We could not shop until we went home again, but I could plan, bend back corners, change my mind, and imagine myself strolling magnificently into orchestra or algebra in my Levi’s cords, Famolare shoes and cute sweater. I am not particularly cute, but I feel my annual surge of hope as I look at ads for Love’s Fresh Lemon, Twice As Nice shampoo, and Clearasil. I have been swimming in the lake all summer, and walking the mile to get fresh water from the Artesian well at the main house, my hair is lighter from the sun and my skin looks better with a light tan. Lying on my back, pushing aside the spine of a magazine, I check my stomach – it feels flat. It’s a good start, and with the right stuff I will make my curly hair into golden Farrah feathers, my spotted skin into the rosy, glowing face I see in the Bonne Bell ads and my hearty peasant body into something long, lithe and covetable in a leather jacket and a little dab of musk.

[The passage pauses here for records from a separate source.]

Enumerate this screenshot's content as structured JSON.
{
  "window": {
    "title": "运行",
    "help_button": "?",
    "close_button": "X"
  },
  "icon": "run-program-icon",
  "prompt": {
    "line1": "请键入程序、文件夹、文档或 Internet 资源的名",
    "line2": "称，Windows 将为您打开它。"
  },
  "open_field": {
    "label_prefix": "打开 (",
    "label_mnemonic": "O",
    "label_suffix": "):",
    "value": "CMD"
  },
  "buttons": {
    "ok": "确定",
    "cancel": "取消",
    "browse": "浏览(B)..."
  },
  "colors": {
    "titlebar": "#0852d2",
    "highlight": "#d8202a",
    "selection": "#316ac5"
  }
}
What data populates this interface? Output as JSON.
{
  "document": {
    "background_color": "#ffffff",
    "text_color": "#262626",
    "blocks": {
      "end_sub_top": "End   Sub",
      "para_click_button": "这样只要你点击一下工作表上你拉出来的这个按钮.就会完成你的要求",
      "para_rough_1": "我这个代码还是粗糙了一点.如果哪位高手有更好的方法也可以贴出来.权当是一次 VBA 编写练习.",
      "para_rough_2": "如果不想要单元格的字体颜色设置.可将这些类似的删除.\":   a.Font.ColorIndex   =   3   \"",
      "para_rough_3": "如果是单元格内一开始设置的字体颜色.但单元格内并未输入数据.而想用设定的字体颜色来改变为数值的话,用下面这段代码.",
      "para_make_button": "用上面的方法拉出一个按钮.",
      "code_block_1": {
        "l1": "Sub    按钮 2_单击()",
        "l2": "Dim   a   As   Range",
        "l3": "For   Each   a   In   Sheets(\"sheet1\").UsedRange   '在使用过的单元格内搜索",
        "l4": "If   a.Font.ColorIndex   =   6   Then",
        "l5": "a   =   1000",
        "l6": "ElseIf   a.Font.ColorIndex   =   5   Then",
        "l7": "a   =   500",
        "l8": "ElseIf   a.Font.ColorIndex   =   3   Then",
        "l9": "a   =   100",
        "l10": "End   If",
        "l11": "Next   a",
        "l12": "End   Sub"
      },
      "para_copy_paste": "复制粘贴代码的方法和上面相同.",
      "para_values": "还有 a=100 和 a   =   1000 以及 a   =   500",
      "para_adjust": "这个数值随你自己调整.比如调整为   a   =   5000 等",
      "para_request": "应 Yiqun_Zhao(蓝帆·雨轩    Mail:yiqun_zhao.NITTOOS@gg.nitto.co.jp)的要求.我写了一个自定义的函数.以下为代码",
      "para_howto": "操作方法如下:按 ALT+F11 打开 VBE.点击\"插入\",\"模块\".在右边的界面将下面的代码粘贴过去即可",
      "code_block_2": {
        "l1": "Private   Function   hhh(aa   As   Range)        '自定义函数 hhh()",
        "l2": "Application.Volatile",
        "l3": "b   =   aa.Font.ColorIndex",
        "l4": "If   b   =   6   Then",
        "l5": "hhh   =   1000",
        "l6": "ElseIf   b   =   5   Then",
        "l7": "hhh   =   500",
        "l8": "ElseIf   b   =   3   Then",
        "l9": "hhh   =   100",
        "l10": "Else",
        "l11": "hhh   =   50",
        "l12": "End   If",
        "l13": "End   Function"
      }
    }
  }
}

We will have shopping trips, my mother and I; we will go to the Jacobson’s Miss J Shop for sweaters, upstairs to buy shoes, and then to the Levi store for bell-bottomed cords in colors reminiscent of the hated ratatouille. I will get my hair cut at Staci’s Swinging Coiffures, where Sally will purse her glossy pink lips and remind me that “curly haired gals” need to be sure to blow dry all the moisture out if we want our hair to stop frizzing by lunchtime. Despite her earthy, lefty habits, my mother is the daughter of a Hungarian Princess, and she understands the transformative power of having shiny hair, beautiful clothes and a dresser covered with perfume bottles.

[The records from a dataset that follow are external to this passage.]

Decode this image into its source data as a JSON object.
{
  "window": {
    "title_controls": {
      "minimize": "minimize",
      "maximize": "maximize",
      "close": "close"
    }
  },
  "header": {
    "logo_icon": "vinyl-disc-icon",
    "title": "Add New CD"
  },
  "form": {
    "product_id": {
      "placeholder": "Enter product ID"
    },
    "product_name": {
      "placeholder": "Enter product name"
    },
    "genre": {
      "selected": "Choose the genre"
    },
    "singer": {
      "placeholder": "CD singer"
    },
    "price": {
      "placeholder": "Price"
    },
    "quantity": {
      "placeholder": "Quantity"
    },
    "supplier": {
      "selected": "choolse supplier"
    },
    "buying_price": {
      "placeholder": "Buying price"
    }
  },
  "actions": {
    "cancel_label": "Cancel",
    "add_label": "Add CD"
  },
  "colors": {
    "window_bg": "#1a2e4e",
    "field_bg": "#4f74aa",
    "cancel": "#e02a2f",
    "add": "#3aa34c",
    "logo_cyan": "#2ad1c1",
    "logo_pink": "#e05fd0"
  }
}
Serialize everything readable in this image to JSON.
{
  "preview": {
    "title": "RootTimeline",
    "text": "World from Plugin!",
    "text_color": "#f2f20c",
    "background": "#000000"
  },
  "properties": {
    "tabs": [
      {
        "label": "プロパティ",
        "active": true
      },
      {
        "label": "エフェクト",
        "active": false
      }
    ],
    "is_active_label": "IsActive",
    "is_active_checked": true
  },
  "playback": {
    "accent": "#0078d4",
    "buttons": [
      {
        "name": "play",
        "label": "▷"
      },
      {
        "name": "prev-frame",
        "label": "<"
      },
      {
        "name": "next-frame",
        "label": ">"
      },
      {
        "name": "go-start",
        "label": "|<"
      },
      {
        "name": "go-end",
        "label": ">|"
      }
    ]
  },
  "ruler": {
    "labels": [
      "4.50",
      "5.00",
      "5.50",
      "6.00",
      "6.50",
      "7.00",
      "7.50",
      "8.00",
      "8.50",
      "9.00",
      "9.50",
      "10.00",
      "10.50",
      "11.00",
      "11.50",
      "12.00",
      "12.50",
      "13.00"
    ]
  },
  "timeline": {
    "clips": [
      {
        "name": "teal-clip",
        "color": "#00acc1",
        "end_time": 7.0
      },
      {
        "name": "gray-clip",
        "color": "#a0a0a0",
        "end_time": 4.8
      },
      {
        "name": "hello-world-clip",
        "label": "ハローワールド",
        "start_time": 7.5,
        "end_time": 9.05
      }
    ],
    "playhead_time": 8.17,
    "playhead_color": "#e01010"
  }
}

I will call my cello teacher and set up my lesson time for the school year, and I will start practicing again in earnest, after months of sitting on the deck at the cottage and playing Bach suites because I like the way the notes seem to float out across the woods and over the lake, reaching the loons, and unseen people rowing out to see if they can catch some fish for dinner. I will begin calling my friends, riding my bike to their houses to make sure that the delicate filaments of adolescent fellowship are still strong enough to bear the weight of a new school year of crushes, algebra tests and the lunchroom jungle. I will buy new notebooks and write my schedule on the back of one with dashes for each unexplained absence I am permitted. I need to be able to mark them off as I go, and to use my entire allotment of absences in math, science and social studies; I will never miss a day of orchestra or English.

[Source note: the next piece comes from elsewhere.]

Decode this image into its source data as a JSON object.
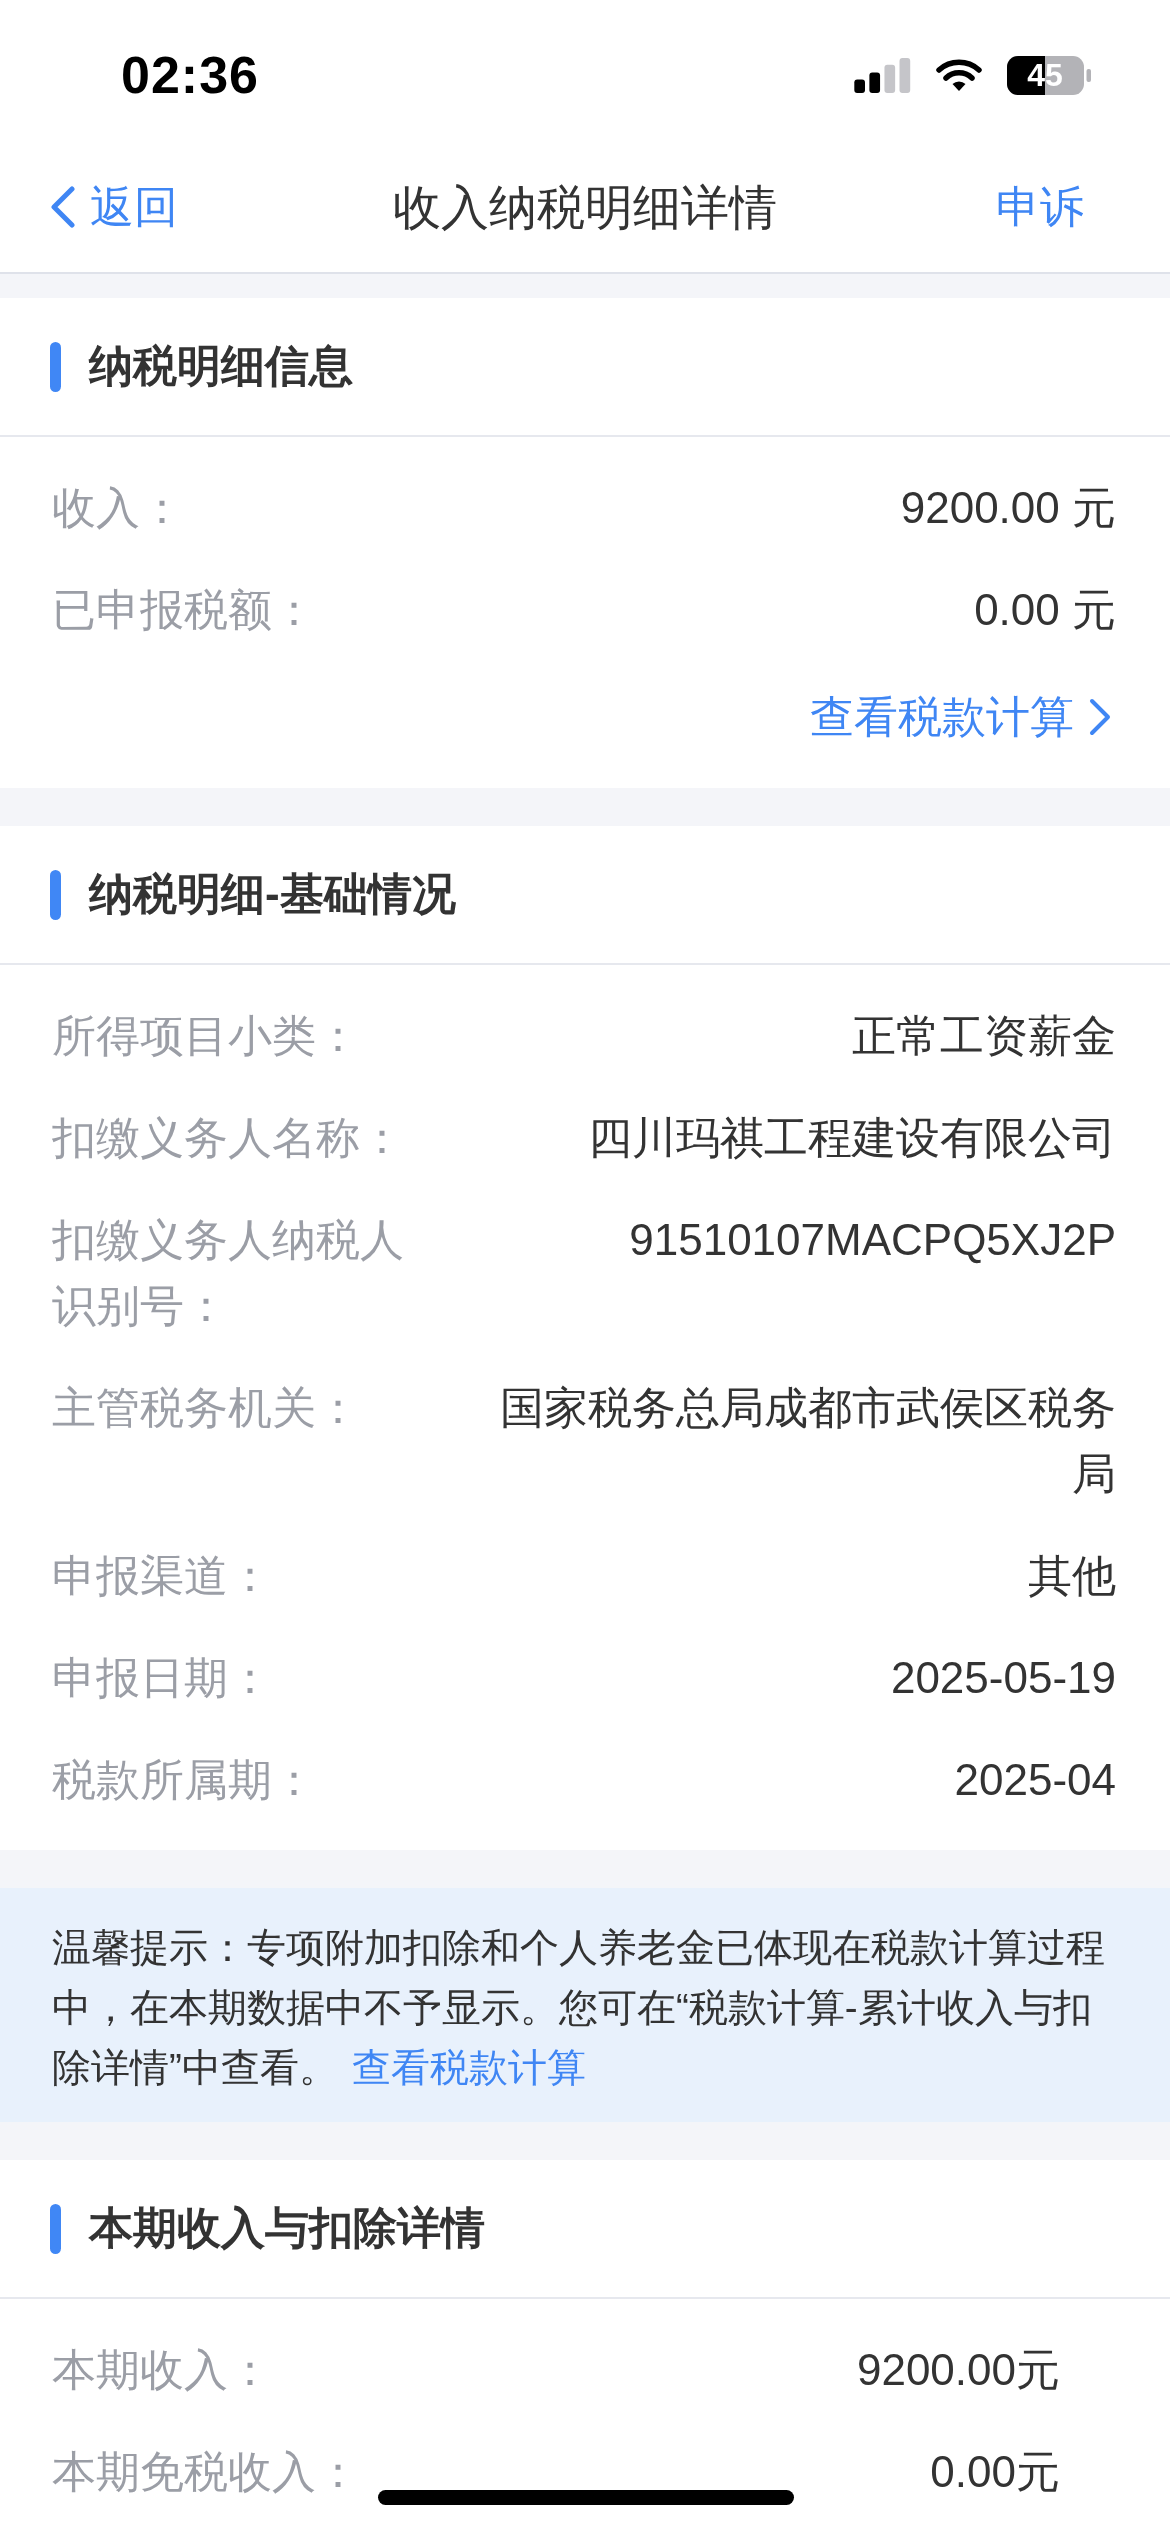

I do not know then, cannot imagine this life where I am the mother, the cook, and the arbiter of school shopping. I have become a lover of opera, of eggplants, of Bohemian living far from the showy, unused “living rooms” of the suburbia I once envied. I am planning to make ratatouille this weekend, using my mother’s recipe. I feel that change in the air, the pulse of summer lassitude quickening to autumn’s insistent rhythm. My own child will not eat ratatouille, and he will flee to his room when I plug in my iPhone and blast “Tosca” through the kitchen speakers. He will not be looking at magazines, though – he is not a reader, not a musician, not tormented by dark doubts about his looks or his place in the world. He will be playing Xbox Live and texting, and scheming to buy new bearings for his longboard. It is different, and it is the same, the years of my life bound together by the smell of roasting vegetables, the silky ascent of a soprano voice, and the change in seasons.

I wonder if she still has that bowl.